San Francisco Real Estate
January 2023 Report
2022 Review of Selected Indicators
Real Estate Market Statistics, Comparing Q4 2022 to Q4 2021 (Annual median house price changes – 2021 to 2022 – can also be found within this report.)
- Quarterly Median House Sales Price: Down 13.5% from Q4 2021
- Quarterly Median Condo Sales Price: Down 12.5% from Q4 2021
- Quarterly Sales Volume: Down 42%
- % of Sales over Final List Price: 43%, down from 66% in Q4 2021
- Avg. Sales Price to Original List Price %: 100% (at list price), down from 108% in Q4 2021
- Average Days on Market: 44 days, up from 34 days in Q4 2021
- Absorption Rate (% of listings into contract): 36% of listings, down from 49% in Q4 2021
- Luxury Home Sales Volume, Sales $3 Million+: Down 52% from Q4 2021
Major Economic Indicators in 2022
- Weekly Avg. 30-Year Mortgage Rate: Climbed from 3.11% to 6.42% (but is down from 7.08% peak in November 2022)
- Consumer Price Index (inflation rate): January to November, dropped from 7.5% to 7.1% (It is down from 9% peak in June 2022, but up from 1.4% in January 2020.)
- S&P Stock Index: Opening to closing bell in 2022, down approximately 19.4%
- Nasdaq Stock Index: Opening to closing bell in 2022, down approximately 33.5%
- Employment: Bay Area unemployment rates remain close to historic lows. (According to the WSJ, “Most laid off tech workers are finding jobs shortly after beginning their search”).
Mortgage rate data per FHLMC. Stock market data per Marketwatch.com. Consumer Price Index, all urban consumers, per Federal Reserve Bank of St. Louis. Market statistics per sales reported to NorCal MLS Alliance, per Infosparks or Broker Metrics, or the CA Association of Realtors. Statistics are very general indicators. All numbers are approximate. Market statistics from data available in early January 2023 and may change with late-reported sales. How this data applies to any particular property is unknown without a specific comparative market analysis.“Mortgage application activity sunk to a quarter century low this week as high mortgage rates continue to weaken the housing market. While mortgage market activity has significantly shrunk over the last year, inflationary pressures are easing and should lead to lower mortgage rates in 2023. Homebuyers are waiting for rates to decrease more significantly, and when they do, a strong job market and a large demographic tailwind of Millennial renters will provide support to the purchase market.” FHLMC, 1/5/2023
In 2022, the market saw a dramatic shift from Q2 (spring), at which time the market peaked after a dramatic 10-year upcycle supercharged at its end by the pandemic boom, through the 2 nd half of the year, when the market cooled significantly.
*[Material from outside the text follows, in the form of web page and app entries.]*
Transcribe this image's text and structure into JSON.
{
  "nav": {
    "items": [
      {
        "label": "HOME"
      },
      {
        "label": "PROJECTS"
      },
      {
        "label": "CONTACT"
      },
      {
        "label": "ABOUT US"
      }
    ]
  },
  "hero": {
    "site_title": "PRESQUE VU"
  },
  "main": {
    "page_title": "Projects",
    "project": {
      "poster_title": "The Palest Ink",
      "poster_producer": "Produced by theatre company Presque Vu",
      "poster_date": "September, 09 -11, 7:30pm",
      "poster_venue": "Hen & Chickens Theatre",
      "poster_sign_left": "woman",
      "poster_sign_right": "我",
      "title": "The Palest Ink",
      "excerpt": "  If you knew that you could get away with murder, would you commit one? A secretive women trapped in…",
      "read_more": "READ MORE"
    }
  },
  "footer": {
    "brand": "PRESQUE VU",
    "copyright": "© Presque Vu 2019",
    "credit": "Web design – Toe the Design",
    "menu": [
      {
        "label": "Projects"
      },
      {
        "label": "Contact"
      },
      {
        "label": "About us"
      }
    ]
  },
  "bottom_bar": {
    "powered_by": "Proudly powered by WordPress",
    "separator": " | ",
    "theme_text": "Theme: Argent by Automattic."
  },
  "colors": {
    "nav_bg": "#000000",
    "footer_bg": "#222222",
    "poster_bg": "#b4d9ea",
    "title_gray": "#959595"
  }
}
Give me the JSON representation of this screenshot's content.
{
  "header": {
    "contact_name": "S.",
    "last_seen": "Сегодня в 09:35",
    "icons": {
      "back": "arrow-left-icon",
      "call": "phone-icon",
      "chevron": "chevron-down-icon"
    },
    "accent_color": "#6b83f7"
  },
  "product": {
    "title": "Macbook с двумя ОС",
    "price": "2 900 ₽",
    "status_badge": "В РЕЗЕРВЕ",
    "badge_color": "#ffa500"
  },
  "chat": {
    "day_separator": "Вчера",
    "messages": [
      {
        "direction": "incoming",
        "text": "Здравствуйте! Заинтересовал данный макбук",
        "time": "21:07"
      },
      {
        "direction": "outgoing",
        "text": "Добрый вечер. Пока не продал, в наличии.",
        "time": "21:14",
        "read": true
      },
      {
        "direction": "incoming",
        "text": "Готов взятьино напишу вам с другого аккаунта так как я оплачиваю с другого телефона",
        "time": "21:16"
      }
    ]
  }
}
Prompted by a number of economic factors - especially inflation and interest rates, and financial markets - this played out in substantial declines in sales volumes, median sales prices, appreciation rates, and virtually all the standard measurements of buyer demand. However, tens of thousands of Bay Area homes continued to sell in the 2 nd half, a considerable, but declining percentage still selling quickly at over asking price. On the other hand, some buyers are making the best deals in years. For sellers, pricing, preparation and marketing are now critical, while buyers shouldn’t hesitate to negotiate aggressively, especially on homes with longer days-on-market.
The period from just before Thanksgiving through mid-January usually sees the lowest levels of listing and offer-acceptance activity of the year, so it’s difficult to derive definitive conclusions about market trends from its numbers. The early spring market – which, weather cooperating, can begin as early as February in the Bay Area – would typically provide the next major indicator of market direction, but developments may occur sooner to provide increased clarity regarding what awaits us in 2023. For the time being, the market remains in a period of adjustment, with major macroeconomic conditions still in flux.
This report will look at the market from a variety of angles, including annual, quarterly and monthly data. Because of the large shifts in the market that occurred between the 1 st and 2 nd halves of the year, annual data will often disguise these changes, blending as it does heated, peak-market data with data in which very different conditions prevailed.